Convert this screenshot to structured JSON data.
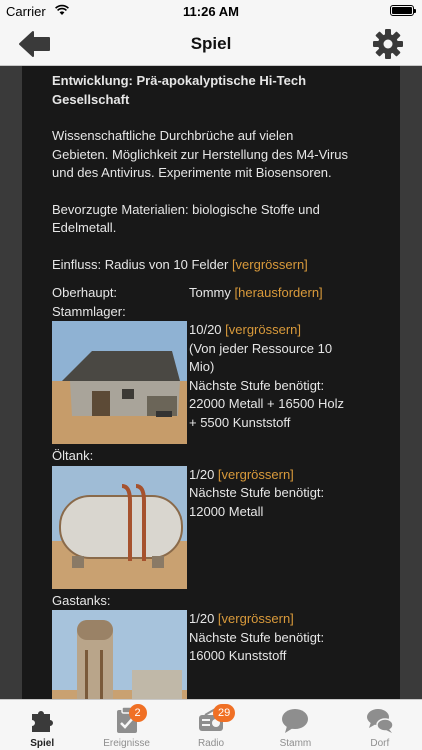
{
  "status_bar": {
    "carrier": "Carrier",
    "time": "11:26 AM"
  },
  "nav": {
    "title": "Spiel"
  },
  "content": {
    "heading": "Entwicklung: Prä-apokalyptische Hi-Tech Gesellschaft",
    "description": "Wissenschaftliche Durchbrüche auf vielen Gebieten. Möglichkeit zur Herstellung des M4-Virus und des Antivirus. Experimente mit Biosensoren.",
    "materials": "Bevorzugte Materialien: biologische Stoffe und Edelmetall.",
    "influence": {
      "text": "Einfluss: Radius von 10 Felder ",
      "link": "[vergrössern]"
    },
    "leader": {
      "label": "Oberhaupt:",
      "name": "Tommy ",
      "link": "[herausfordern]"
    },
    "buildings": [
      {
        "label": "Stammlager:",
        "level": "10/20 ",
        "link": "[vergrössern]",
        "info": "(Von jeder Ressource 10 Mio)",
        "next": "Nächste Stufe benötigt: 22000 Metall + 16500 Holz + 5500 Kunststoff"
      },
      {
        "label": "Öltank:",
        "level": "1/20 ",
        "link": "[vergrössern]",
        "next": "Nächste Stufe benötigt: 12000 Metall"
      },
      {
        "label": "Gastanks:",
        "level": "1/20 ",
        "link": "[vergrössern]",
        "next": "Nächste Stufe benötigt: 16000 Kunststoff"
      }
    ]
  },
  "tabbar": [
    {
      "label": "Spiel",
      "icon": "puzzle-icon",
      "active": true
    },
    {
      "label": "Ereignisse",
      "icon": "clipboard-icon",
      "badge": "2"
    },
    {
      "label": "Radio",
      "icon": "radio-icon",
      "badge": "29"
    },
    {
      "label": "Stamm",
      "icon": "chat-bubble-icon"
    },
    {
      "label": "Dorf",
      "icon": "chat-bubbles-icon"
    }
  ],
  "colors": {
    "link": "#d99a3b",
    "badge": "#f07025",
    "panel": "#181818"
  }
}
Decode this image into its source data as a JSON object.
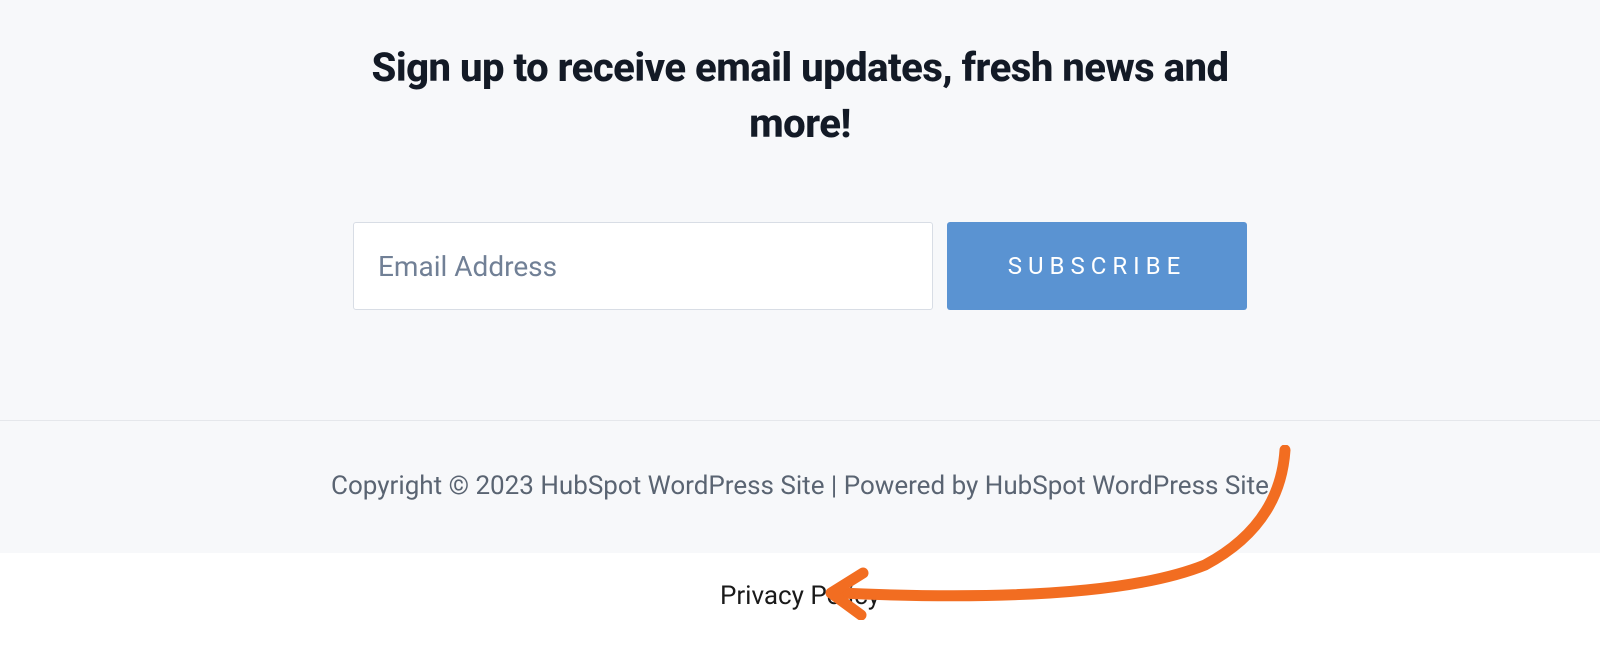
{
  "signup": {
    "heading": "Sign up to receive email updates, fresh news and more!",
    "email_placeholder": "Email Address",
    "subscribe_label": "SUBSCRIBE"
  },
  "footer": {
    "copyright": "Copyright © 2023 HubSpot WordPress Site | Powered by HubSpot WordPress Site",
    "privacy_link": "Privacy Policy"
  },
  "colors": {
    "accent": "#5a93d2",
    "annotation": "#f26d21"
  }
}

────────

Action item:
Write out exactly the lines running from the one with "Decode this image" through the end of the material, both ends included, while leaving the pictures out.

Written answer:
Decode this image into its source data as a JSON object.
{
  "signup": {
    "heading": "Sign up to receive email updates, fresh news and more!",
    "email_placeholder": "Email Address",
    "subscribe_label": "SUBSCRIBE"
  },
  "footer": {
    "copyright": "Copyright © 2023 HubSpot WordPress Site | Powered by HubSpot WordPress Site",
    "privacy_link": "Privacy Policy"
  },
  "colors": {
    "accent": "#5a93d2",
    "annotation": "#f26d21"
  }
}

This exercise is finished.